* Task: The records underneath are to be repeated exactly, with the pictures left out.

Saved entries:
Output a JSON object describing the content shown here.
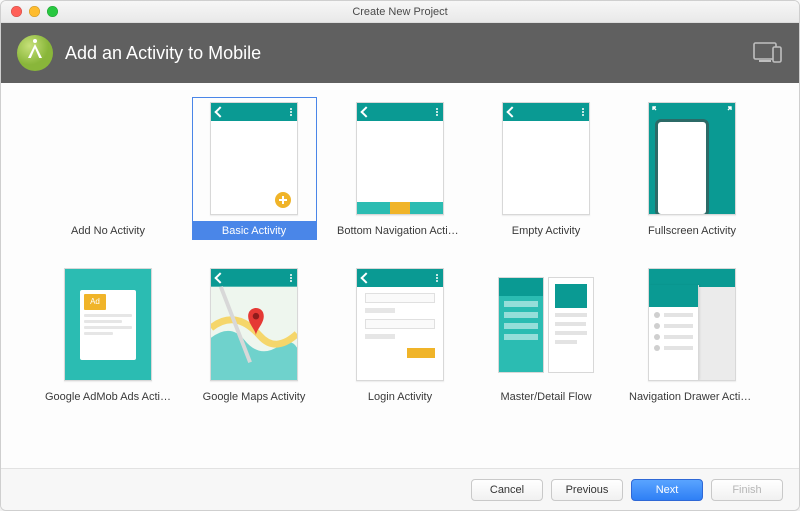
{
  "window": {
    "title": "Create New Project"
  },
  "header": {
    "title": "Add an Activity to Mobile"
  },
  "tiles": [
    {
      "label": "Add No Activity",
      "selected": false
    },
    {
      "label": "Basic Activity",
      "selected": true
    },
    {
      "label": "Bottom Navigation Activity",
      "selected": false
    },
    {
      "label": "Empty Activity",
      "selected": false
    },
    {
      "label": "Fullscreen Activity",
      "selected": false
    },
    {
      "label": "Google AdMob Ads Activity",
      "selected": false
    },
    {
      "label": "Google Maps Activity",
      "selected": false
    },
    {
      "label": "Login Activity",
      "selected": false
    },
    {
      "label": "Master/Detail Flow",
      "selected": false
    },
    {
      "label": "Navigation Drawer Activity",
      "selected": false
    }
  ],
  "admob": {
    "tag": "Ad"
  },
  "footer": {
    "cancel": "Cancel",
    "previous": "Previous",
    "next": "Next",
    "finish": "Finish"
  }
}
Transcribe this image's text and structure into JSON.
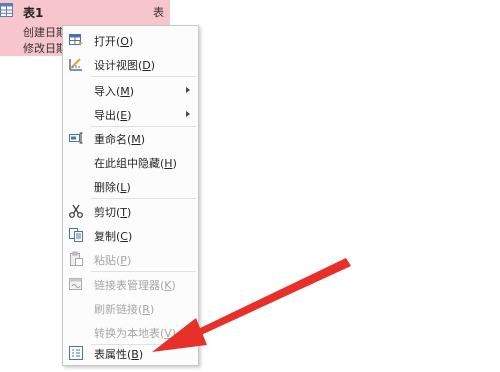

* Solved problem:
Output a JSON object describing the content shown here.
{
  "window": {
    "title": "Create New Project"
  },
  "header": {
    "title": "Add an Activity to Mobile"
  },
  "tiles": [
    {
      "label": "Add No Activity",
      "selected": false
    },
    {
      "label": "Basic Activity",
      "selected": true
    },
    {
      "label": "Bottom Navigation Activity",
      "selected": false
    },
    {
      "label": "Empty Activity",
      "selected": false
    },
    {
      "label": "Fullscreen Activity",
      "selected": false
    },
    {
      "label": "Google AdMob Ads Activity",
      "selected": false
    },
    {
      "label": "Google Maps Activity",
      "selected": false
    },
    {
      "label": "Login Activity",
      "selected": false
    },
    {
      "label": "Master/Detail Flow",
      "selected": false
    },
    {
      "label": "Navigation Drawer Activity",
      "selected": false
    }
  ],
  "admob": {
    "tag": "Ad"
  },
  "footer": {
    "cancel": "Cancel",
    "previous": "Previous",
    "next": "Next",
    "finish": "Finish"
  }
}
Transcribe this image's text and structure into JSON.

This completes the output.